### EXERCISE BRIEF
Nothing but an exact copy of the records is expected here.

### INFORMATION
-=-=-=-=-

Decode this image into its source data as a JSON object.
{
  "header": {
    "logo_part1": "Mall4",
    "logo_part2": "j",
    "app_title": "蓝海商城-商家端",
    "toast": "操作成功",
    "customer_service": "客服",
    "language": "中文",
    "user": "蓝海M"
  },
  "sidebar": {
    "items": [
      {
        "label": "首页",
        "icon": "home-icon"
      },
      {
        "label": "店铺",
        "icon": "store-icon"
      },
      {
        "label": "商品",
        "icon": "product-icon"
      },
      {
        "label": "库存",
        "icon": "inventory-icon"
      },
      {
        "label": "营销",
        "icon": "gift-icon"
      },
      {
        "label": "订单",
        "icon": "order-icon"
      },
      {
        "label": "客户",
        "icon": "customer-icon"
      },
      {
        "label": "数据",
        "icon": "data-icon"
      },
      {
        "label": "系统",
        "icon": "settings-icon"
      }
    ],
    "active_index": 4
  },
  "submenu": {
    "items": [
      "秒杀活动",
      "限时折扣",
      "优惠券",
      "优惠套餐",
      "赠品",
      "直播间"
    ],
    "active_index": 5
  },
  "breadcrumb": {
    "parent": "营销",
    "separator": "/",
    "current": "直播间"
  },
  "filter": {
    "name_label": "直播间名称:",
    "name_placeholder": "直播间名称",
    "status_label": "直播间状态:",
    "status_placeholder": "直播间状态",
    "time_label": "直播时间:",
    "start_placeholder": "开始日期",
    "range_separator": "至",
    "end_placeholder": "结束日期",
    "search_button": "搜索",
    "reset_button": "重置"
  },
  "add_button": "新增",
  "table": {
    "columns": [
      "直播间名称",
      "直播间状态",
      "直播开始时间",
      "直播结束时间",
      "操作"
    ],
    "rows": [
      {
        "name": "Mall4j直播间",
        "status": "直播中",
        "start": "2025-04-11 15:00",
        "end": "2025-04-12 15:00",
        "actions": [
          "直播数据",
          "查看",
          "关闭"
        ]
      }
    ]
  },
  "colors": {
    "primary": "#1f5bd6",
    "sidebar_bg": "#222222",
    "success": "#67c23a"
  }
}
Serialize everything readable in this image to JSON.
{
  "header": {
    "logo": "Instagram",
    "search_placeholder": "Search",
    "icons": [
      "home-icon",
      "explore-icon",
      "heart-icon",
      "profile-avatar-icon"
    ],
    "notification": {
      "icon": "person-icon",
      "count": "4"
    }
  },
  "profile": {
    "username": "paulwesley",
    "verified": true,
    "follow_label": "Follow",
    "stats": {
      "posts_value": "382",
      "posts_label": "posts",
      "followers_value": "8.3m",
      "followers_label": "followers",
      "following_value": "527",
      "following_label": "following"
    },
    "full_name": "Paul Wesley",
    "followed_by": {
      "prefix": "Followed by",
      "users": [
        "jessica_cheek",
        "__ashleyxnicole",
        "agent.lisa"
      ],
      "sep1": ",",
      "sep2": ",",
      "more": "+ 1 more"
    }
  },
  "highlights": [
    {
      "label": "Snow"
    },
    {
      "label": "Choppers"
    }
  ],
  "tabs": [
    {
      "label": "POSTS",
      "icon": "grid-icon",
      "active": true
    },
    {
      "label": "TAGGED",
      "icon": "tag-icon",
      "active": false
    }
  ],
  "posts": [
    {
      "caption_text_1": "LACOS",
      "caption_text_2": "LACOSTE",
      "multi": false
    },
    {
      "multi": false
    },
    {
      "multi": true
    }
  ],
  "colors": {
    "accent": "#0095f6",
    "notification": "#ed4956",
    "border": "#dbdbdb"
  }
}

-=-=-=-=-

### SOLVED EXERCISE
Decode this image into its source data as a JSON object.
{
  "header": {
    "logo_part1": "Mall4",
    "logo_part2": "j",
    "app_title": "蓝海商城-商家端",
    "toast": "操作成功",
    "customer_service": "客服",
    "language": "中文",
    "user": "蓝海M"
  },
  "sidebar": {
    "items": [
      {
        "label": "首页",
        "icon": "home-icon"
      },
      {
        "label": "店铺",
        "icon": "store-icon"
      },
      {
        "label": "商品",
        "icon": "product-icon"
      },
      {
        "label": "库存",
        "icon": "inventory-icon"
      },
      {
        "label": "营销",
        "icon": "gift-icon"
      },
      {
        "label": "订单",
        "icon": "order-icon"
      },
      {
        "label": "客户",
        "icon": "customer-icon"
      },
      {
        "label": "数据",
        "icon": "data-icon"
      },
      {
        "label": "系统",
        "icon": "settings-icon"
      }
    ],
    "active_index": 4
  },
  "submenu": {
    "items": [
      "秒杀活动",
      "限时折扣",
      "优惠券",
      "优惠套餐",
      "赠品",
      "直播间"
    ],
    "active_index": 5
  },
  "breadcrumb": {
    "parent": "营销",
    "separator": "/",
    "current": "直播间"
  },
  "filter": {
    "name_label": "直播间名称:",
    "name_placeholder": "直播间名称",
    "status_label": "直播间状态:",
    "status_placeholder": "直播间状态",
    "time_label": "直播时间:",
    "start_placeholder": "开始日期",
    "range_separator": "至",
    "end_placeholder": "结束日期",
    "search_button": "搜索",
    "reset_button": "重置"
  },
  "add_button": "新增",
  "table": {
    "columns": [
      "直播间名称",
      "直播间状态",
      "直播开始时间",
      "直播结束时间",
      "操作"
    ],
    "rows": [
      {
        "name": "Mall4j直播间",
        "status": "直播中",
        "start": "2025-04-11 15:00",
        "end": "2025-04-12 15:00",
        "actions": [
          "直播数据",
          "查看",
          "关闭"
        ]
      }
    ]
  },
  "colors": {
    "primary": "#1f5bd6",
    "sidebar_bg": "#222222",
    "success": "#67c23a"
  }
}
Serialize everything readable in this image to JSON.
{
  "header": {
    "logo": "Instagram",
    "search_placeholder": "Search",
    "icons": [
      "home-icon",
      "explore-icon",
      "heart-icon",
      "profile-avatar-icon"
    ],
    "notification": {
      "icon": "person-icon",
      "count": "4"
    }
  },
  "profile": {
    "username": "paulwesley",
    "verified": true,
    "follow_label": "Follow",
    "stats": {
      "posts_value": "382",
      "posts_label": "posts",
      "followers_value": "8.3m",
      "followers_label": "followers",
      "following_value": "527",
      "following_label": "following"
    },
    "full_name": "Paul Wesley",
    "followed_by": {
      "prefix": "Followed by",
      "users": [
        "jessica_cheek",
        "__ashleyxnicole",
        "agent.lisa"
      ],
      "sep1": ",",
      "sep2": ",",
      "more": "+ 1 more"
    }
  },
  "highlights": [
    {
      "label": "Snow"
    },
    {
      "label": "Choppers"
    }
  ],
  "tabs": [
    {
      "label": "POSTS",
      "icon": "grid-icon",
      "active": true
    },
    {
      "label": "TAGGED",
      "icon": "tag-icon",
      "active": false
    }
  ],
  "posts": [
    {
      "caption_text_1": "LACOS",
      "caption_text_2": "LACOSTE",
      "multi": false
    },
    {
      "multi": false
    },
    {
      "multi": true
    }
  ],
  "colors": {
    "accent": "#0095f6",
    "notification": "#ed4956",
    "border": "#dbdbdb"
  }
}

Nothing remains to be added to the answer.